I have so many; I just don’t know, but I do remember the day I felt like a nurse for the first time. I was still in orientation, and I had gotten medication and tube feeding all over me. I was a smelly mess, and I walked into this patient’s room who had a traumatic arm amputation. He was just sitting in his bed, looking at his phone, crying. I came over and sat with him. We talked for a minute, and I learned it was the first time he had seen his accident since his injury. He didn’t care that I was a mess; he cared that I was there to listen. That’s when I felt like a nurse for the first time, and it was one of my best days.
Q: What is a wound ostomy continence nurse, and what skills make it different from other nursing positions?
A wound ostomy continence nurse cares for people with a wound, ostomy (an opening made by surgery), or problems with continence. I feel like it’s easy to get tunnel vision about wounds, but these patients have so many other things going on in addition to their wounds. You really have to consider the whole patient, and you can’t teach that. It’s something you have to learn through experience. Since Shepherd Center treats patients with spinal cord injury, brain injury, and multi-trauma, many of them have experienced severe trauma wounds, like losing a limb in a car crash, that need to be treated with care while also caring for them as a person. So, as a wound ostomy continence nurse, you have to focus on the wounds in addition to any other related issues.
Q: Do you have any advice for someone looking to pursue nursing as a career?
Keep an open mind and stay flexible. What you think will happen might not happen, and you have to pivot. It’s also important to know it’s okay to let yourself feel sad or upset when you have a patient that codes or passes, but it’s also important to fill your own cup when you leave.
Q: You’ve got some great outcomes! What has helped you to cut those pressure injury numbers in half?
It’s a team effort. Our decreased pressure injury numbers are because of the team of nurses that really care for their patients. It’s not just me; it’s the nursing team.
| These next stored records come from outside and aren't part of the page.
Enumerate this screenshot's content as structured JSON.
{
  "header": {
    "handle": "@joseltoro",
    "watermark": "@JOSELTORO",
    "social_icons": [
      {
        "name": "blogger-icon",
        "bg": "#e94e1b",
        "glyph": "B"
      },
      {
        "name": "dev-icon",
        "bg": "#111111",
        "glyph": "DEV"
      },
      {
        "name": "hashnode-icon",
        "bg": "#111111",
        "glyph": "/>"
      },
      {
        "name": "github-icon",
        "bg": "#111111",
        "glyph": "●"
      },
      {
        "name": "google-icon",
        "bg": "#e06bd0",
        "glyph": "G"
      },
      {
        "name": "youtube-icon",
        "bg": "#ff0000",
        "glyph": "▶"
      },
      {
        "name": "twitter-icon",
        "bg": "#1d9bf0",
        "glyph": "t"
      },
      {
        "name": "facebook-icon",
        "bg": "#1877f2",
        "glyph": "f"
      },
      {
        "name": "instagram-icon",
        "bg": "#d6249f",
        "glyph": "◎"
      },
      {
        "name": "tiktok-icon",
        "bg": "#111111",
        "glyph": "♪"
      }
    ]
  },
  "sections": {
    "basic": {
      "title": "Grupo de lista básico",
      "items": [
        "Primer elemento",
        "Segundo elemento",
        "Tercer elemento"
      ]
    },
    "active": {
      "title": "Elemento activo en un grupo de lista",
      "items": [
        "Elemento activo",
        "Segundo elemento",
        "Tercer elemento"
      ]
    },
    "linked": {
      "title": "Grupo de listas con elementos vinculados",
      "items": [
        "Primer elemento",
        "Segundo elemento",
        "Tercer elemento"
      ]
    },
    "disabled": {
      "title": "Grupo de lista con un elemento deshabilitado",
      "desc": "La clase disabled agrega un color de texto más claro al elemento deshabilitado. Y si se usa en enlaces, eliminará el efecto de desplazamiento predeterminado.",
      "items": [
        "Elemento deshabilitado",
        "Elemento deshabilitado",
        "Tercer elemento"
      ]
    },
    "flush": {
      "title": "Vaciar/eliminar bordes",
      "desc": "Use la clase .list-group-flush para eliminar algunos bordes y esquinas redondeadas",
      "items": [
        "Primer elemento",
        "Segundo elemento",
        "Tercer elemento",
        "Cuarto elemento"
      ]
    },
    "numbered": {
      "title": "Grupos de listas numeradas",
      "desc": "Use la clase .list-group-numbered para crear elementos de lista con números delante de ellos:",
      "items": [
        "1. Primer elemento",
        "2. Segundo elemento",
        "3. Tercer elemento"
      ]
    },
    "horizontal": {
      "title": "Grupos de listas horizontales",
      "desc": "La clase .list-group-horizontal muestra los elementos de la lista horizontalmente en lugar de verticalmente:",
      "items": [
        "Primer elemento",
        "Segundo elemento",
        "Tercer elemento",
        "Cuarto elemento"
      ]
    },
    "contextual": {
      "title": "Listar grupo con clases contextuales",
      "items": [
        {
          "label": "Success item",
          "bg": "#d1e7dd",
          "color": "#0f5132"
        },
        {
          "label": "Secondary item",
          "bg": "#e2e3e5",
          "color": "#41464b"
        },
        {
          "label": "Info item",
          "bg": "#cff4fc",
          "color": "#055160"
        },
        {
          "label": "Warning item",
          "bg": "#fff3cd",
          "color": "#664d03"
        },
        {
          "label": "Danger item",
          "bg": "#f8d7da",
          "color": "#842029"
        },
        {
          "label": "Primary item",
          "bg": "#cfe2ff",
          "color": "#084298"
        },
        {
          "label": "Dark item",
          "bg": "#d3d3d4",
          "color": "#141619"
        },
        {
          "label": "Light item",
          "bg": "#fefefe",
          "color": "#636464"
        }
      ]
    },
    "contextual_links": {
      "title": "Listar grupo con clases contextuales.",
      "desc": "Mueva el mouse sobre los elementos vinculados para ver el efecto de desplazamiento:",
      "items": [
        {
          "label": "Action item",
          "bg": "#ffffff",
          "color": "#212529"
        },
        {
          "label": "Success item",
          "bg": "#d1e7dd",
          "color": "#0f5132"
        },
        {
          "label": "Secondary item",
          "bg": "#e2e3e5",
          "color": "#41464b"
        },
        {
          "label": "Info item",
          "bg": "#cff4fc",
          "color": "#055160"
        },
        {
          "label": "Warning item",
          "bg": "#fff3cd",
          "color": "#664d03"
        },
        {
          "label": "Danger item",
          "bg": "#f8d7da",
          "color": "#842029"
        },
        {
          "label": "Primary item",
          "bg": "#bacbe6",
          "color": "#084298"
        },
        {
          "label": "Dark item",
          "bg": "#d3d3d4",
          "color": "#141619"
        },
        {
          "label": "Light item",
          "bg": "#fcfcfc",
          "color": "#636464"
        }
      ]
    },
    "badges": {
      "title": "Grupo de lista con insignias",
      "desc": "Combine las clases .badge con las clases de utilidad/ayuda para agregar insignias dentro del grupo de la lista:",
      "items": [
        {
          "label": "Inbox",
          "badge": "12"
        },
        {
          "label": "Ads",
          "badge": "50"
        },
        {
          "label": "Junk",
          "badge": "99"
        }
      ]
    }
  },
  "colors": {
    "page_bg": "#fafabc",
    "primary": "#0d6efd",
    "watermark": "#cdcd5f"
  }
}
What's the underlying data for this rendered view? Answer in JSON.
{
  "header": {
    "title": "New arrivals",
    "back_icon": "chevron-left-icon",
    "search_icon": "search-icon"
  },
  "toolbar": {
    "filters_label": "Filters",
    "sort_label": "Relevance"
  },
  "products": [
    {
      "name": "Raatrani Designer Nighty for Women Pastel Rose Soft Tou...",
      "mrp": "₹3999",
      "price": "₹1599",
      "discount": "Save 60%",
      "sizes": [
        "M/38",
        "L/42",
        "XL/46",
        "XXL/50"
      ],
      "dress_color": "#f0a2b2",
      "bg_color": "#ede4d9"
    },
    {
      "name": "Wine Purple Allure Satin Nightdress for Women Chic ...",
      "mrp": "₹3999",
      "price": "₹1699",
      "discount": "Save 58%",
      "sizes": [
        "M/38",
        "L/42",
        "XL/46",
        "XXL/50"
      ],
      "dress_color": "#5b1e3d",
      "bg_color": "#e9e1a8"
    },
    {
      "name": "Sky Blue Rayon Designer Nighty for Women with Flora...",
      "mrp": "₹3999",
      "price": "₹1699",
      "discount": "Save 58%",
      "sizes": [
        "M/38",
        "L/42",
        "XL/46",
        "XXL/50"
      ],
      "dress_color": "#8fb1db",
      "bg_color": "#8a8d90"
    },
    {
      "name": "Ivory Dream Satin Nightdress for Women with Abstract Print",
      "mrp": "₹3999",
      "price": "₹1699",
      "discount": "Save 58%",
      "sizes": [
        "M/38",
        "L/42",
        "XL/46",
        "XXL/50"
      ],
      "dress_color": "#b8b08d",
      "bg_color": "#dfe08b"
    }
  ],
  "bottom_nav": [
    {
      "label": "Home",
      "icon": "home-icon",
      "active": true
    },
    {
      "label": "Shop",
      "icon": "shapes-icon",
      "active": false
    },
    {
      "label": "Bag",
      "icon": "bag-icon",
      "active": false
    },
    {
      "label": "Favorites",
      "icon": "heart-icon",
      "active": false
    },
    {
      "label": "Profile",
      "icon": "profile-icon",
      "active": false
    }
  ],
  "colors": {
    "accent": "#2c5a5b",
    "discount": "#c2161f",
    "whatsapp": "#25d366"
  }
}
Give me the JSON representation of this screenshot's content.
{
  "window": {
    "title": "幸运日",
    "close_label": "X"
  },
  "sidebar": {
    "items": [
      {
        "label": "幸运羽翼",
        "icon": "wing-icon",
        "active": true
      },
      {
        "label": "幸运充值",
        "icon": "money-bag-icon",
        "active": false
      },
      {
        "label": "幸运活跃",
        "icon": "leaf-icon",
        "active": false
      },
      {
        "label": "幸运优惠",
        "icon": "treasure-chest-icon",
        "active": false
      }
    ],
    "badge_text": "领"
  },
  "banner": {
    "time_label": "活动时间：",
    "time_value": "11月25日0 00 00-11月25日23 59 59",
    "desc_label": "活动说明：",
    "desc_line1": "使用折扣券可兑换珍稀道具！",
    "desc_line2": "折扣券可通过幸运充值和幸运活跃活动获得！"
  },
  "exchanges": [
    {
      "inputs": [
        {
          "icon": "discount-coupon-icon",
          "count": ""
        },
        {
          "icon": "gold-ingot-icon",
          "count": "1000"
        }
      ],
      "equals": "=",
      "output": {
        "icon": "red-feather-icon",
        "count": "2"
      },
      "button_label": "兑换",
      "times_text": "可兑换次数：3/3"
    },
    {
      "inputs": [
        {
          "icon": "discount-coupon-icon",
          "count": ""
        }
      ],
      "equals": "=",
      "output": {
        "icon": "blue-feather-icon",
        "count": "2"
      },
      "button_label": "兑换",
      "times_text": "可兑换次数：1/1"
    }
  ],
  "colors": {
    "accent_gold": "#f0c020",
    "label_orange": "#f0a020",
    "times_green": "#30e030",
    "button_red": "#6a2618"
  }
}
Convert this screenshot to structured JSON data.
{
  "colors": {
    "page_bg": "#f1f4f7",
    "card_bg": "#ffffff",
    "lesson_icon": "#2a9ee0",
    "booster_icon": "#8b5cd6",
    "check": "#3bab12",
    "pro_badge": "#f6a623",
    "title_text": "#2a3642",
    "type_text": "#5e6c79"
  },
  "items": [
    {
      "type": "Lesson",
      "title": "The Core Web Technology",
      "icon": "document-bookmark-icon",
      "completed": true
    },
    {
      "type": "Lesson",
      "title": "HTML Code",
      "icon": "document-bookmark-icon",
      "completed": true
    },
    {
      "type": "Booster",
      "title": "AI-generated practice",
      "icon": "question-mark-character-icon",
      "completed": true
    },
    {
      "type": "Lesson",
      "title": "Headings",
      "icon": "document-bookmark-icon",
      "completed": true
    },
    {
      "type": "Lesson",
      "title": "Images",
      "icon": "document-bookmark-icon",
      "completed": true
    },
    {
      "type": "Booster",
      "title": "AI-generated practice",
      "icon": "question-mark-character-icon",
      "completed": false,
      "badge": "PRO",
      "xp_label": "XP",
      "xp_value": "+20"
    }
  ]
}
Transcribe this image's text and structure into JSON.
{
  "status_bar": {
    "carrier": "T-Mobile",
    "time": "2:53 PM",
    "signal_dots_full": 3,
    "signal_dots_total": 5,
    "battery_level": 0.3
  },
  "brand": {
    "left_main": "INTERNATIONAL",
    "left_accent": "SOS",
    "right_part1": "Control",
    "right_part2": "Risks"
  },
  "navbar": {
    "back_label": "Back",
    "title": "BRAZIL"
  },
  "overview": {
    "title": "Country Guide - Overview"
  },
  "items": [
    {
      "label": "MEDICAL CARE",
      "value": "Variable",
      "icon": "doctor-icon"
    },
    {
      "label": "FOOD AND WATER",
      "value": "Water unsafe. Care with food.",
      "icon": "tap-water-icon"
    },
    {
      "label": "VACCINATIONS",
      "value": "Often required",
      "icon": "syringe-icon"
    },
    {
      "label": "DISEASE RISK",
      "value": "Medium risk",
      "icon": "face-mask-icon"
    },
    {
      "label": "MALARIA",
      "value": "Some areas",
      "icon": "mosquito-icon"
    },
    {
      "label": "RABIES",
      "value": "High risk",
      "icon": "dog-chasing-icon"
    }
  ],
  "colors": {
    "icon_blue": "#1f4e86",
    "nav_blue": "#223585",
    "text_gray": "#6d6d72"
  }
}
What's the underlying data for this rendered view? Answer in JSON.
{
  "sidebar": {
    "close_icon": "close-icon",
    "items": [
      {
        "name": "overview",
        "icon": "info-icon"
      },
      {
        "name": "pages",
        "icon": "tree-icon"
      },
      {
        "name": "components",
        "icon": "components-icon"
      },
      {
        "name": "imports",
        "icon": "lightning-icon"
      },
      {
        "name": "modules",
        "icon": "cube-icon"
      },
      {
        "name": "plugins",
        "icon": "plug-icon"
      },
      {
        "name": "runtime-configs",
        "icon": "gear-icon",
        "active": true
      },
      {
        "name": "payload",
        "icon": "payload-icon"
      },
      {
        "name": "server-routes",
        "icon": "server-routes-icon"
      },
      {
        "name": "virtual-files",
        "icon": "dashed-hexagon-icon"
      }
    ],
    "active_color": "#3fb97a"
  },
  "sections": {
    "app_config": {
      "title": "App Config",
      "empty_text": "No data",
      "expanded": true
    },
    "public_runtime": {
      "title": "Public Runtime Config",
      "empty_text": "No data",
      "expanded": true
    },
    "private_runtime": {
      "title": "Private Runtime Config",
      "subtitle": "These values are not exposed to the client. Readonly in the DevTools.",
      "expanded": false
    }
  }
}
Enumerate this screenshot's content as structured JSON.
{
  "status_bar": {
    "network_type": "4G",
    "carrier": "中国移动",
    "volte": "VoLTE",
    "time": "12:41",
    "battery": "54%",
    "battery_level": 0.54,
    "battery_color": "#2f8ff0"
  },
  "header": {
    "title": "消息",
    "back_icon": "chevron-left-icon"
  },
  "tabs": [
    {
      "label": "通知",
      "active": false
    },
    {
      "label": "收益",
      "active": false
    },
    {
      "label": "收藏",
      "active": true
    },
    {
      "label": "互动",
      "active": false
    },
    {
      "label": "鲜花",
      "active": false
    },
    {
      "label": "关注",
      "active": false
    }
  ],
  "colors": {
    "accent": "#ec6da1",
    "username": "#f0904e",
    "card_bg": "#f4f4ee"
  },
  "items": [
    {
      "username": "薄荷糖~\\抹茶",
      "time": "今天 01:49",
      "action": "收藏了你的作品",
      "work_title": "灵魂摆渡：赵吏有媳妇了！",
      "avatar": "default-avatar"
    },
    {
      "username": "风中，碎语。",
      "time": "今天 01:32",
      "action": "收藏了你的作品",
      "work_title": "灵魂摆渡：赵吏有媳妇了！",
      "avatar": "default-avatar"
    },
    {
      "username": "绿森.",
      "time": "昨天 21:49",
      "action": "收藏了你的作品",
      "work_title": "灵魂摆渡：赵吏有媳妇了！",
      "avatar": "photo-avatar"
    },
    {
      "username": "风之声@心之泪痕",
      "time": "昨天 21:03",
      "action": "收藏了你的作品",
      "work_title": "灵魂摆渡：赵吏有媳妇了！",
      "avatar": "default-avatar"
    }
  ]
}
Shepherd Center provides world-class clinical care, research, and family support for people experiencing the most complex conditions, including spinal cord and brain injuries, multi-trauma, traumatic amputations, stroke, multiple sclerosis, and pain. An elite center recognized as both Spinal Cord Injury and Traumatic Brain Injury Model Systems, Shepherd Center is ranked by U.S. News as one of the nation’s top hospitals for rehabilitation. Shepherd Center treats thousands of patients annually with unmatched expertise and unwavering compassion to help them begin again.